Saturday, 2 May 2009

Levellers @ Wolverhampton Wulfrun Hall, 1/05/09

Idols to a whole range of skanky people, annoyers of the authorities and long-standing folk-rock legends Levellers played the Wulfrun last night. If you're not familiar with them, you've probably never been a student or an anarchist or been to the Hippy parts of a festival. You've probably also had a wholesome life. Wherever Levellers go, they and their fans leave a trail of drunken destruction, littered with used swearwords and anarchy/peace symbols. But don't think I'm criticising.

They are excellent live. Supporting them, they had chosen two very different bands, one a skunk band ("it's skiffle/punk, nothing to do with what we smoke or the way we smell") called Hobo Jones and the Junkyard Dogs, who came out and played remarkable homemade instruments in true skiffle style, including a washboard and a wobble-board sounding instrument made from a branch and some elastic. They covered The Clash and Green Day amongst others, got a roadie on stage, and sang a song for "our Prime Minister, who's doing a wonderful job" *makes tosser gesture*, Gordon Is A Moron. They were hilarious, from the facial expressions and in-song dialogue to the 'Mine's a whiskey' taped onto the back of the guitar. The second band were a ska or reggae outfit, Pama International. Think The Specials with a soul singer. It went on a bit long, even though it was decent.

Levellers came on, starting with A Life Less Ordinary, and the crowd went mad.
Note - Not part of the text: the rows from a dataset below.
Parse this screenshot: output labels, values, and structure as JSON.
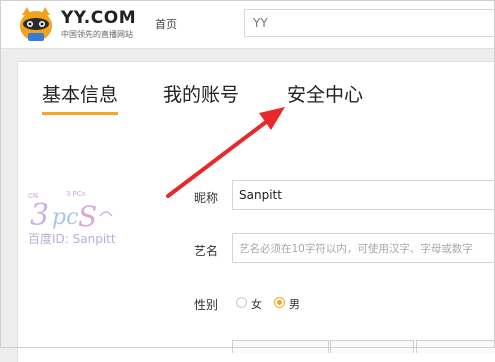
{
  "header": {
    "logo_text": "YY.COM",
    "logo_subtitle": "中国领先的直播网站",
    "nav_home": "首页",
    "search_placeholder": "YY"
  },
  "tabs": [
    {
      "label": "基本信息",
      "active": true
    },
    {
      "label": "我的账号",
      "active": false
    },
    {
      "label": "安全中心",
      "active": false
    }
  ],
  "watermark": {
    "text": "百度ID: Sanpitt"
  },
  "form": {
    "nickname_label": "昵称",
    "nickname_value": "Sanpitt",
    "stage_name_label": "艺名",
    "stage_name_placeholder": "艺名必须在10字符以内，可使用汉字、字母或数字",
    "gender_label": "性别",
    "gender_options": [
      "女",
      "男"
    ],
    "gender_selected": "男"
  },
  "colors": {
    "accent": "#f5a623",
    "arrow": "#e8282b",
    "page_bg": "#ededed"
  }
}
The trouble seemed to be started by a whole host of short bald men. I don't know why it was bald men in particular, but it was, and they were all shorter than me. From the very start, people were drinking huge amounts, so when drunken fighting and shoving ensued, I had been expecting it. The music was ideal for it though - Levellers chose all of their most thumping tracks to play. As well as A Life Less Ordinary, they played One Way, Carry Me, World Freak Show, Behold A Pale Rider, The Riverflow, Beautiful Day, Barrel Of The Gun, Death Loves Youth,The Cholera Well, Before The End, Eyes Wide and probably some more. They did 2 encores, playing right up to the curfew.

At one point the lights went and the room was plunged into darkness, but Levellers played on ('we're willing if you're willing'). A highlight was the merch stall man coming out in full fluorescent make-up and a blue mask, in a skirt, pratting about with his huge digeridoo (no pun intended). A sick bastard did decide to feel up all the girls on the second row, including myself. I think he got a slap once, I elbowed him, and he finally got his comeuppence when he decided to touch up a girl in the very centre, and he got caught in a lot of sweaty blokes moshing and shoving him about, without a girl in sight. I laughed.

It was a good night. I'd definitely say Levellers are one of the best live bands I've seen, though they chose their most similar songs to play. Still, brilliant playing, brilliant songwriting, wonderful lyrics - an example of a band that have stayed outside of the system, and stayed good. Go see them.